The case itself does a strong job in unsettling the audience. But the careful and deliberant pacing of the series is very important as well. The writing of the show - led by David E. Kelley (who is having quite a year between this, HBO's Big Little Lies and Amazon's Goliath) - leaves it so the audience lives in these experiences for awhile. It's not looking to just rush through the plot. That's great because it allows us to watch some great actors deliver some truly strong performances. Gleeson and Treadaway lead the show wonderfully. But the series adaptation has also beefed up the supporting players as well. As such, it's fascinating to see Ida and neighborhood kid, Jerome (Jharrel Jerome), pull a smile and happiness out of Bill. It's significant to see Brady have an actual friendship with his co-worker, Lou (UnREAL's Breeda Wool). The worldview of the series allows all of these moments to happen together while also telling a bigger story about a specific place in time.
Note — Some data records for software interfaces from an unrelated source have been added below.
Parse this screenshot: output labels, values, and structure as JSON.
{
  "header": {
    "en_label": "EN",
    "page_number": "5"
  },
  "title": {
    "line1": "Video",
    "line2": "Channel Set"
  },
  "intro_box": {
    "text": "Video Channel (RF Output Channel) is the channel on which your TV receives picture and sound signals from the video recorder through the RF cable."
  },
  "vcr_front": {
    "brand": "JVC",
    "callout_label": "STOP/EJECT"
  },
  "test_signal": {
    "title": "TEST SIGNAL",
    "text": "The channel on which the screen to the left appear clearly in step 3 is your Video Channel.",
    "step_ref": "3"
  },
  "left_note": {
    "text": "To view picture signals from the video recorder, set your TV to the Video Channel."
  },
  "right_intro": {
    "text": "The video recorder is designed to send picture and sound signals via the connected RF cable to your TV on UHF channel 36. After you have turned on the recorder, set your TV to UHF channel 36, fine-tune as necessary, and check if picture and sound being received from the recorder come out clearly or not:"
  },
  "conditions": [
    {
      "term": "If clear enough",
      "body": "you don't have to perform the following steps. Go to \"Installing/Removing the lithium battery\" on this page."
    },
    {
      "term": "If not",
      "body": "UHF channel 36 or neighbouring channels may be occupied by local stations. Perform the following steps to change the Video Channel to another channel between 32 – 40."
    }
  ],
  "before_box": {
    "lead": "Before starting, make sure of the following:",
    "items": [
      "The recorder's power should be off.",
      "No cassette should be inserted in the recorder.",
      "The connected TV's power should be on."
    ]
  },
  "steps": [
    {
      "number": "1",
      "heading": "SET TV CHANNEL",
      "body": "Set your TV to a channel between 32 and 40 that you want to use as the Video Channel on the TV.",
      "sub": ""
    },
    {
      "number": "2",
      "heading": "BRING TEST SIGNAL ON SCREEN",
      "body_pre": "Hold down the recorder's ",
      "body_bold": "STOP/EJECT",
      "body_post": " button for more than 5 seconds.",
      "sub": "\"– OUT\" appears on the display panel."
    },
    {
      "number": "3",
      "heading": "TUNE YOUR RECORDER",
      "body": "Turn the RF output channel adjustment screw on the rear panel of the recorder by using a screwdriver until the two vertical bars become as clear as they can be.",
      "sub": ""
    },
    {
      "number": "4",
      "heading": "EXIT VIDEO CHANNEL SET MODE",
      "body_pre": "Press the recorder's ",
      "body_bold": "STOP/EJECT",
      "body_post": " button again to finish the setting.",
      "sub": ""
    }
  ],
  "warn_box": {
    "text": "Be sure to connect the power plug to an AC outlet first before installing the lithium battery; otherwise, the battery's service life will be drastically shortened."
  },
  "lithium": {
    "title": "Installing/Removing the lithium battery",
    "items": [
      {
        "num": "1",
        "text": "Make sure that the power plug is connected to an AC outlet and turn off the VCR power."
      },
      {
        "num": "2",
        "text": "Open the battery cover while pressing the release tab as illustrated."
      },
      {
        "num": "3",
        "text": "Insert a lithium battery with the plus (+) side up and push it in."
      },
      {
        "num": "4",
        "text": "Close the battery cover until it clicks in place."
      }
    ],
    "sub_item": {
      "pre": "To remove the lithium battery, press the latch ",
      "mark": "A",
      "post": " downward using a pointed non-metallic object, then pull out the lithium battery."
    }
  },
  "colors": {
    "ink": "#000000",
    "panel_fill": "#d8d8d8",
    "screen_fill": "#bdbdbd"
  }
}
This isn't a period piece but it's not set in present-day either. The killings occur in 2009 and the story of the season largely takes place in 2011. So, it's still in recent years while also having the hindsight to acknowledge the problems of society that many wanted to ignore. There are concerns about privacy and the fear that digital reliance will simply replace the need for electronics stores. Everyone is still largely unaware with just how widespread and dangerous hacking can be. Brady feels in control because he has that knowledge and can exploit it to his benefit. And yet, he's still living in a poor neighborhood with a mother who is over-reliant on his love and presence.

All of this sets up a show that is impressive to watch. And yet, the biggest hurdle Mr. Mercedes may face is the audience's awareness of the platform it is airing on. Audience Network has been doing original scripted shows for a few years now. Kingdom and You Me Her have their fans. But the network itself hasn't created too much noise for itself. Mr. Mercedes sets out to change that as it's a show that demands attention from a large audience. This could be a game-changer for the network as it sets out to be taken more seriously in a world of 450+ scripted shows. But how do you even get the Audience Network? I'm still confused. I don't how. It seems like it's only available to DirectTV and AT&T subscribers. As such, that could really be limiting to the potential audience for this show. This season has the potential to be a huge breakout. But these limitations could hinder the buzz. But again, I'm not sure what the ultimate reaction will be. I just know that the creative is strong. I'm also hoping that Audience keeps sending out screeners so that I can keep watching and talking about it on a week to week basis.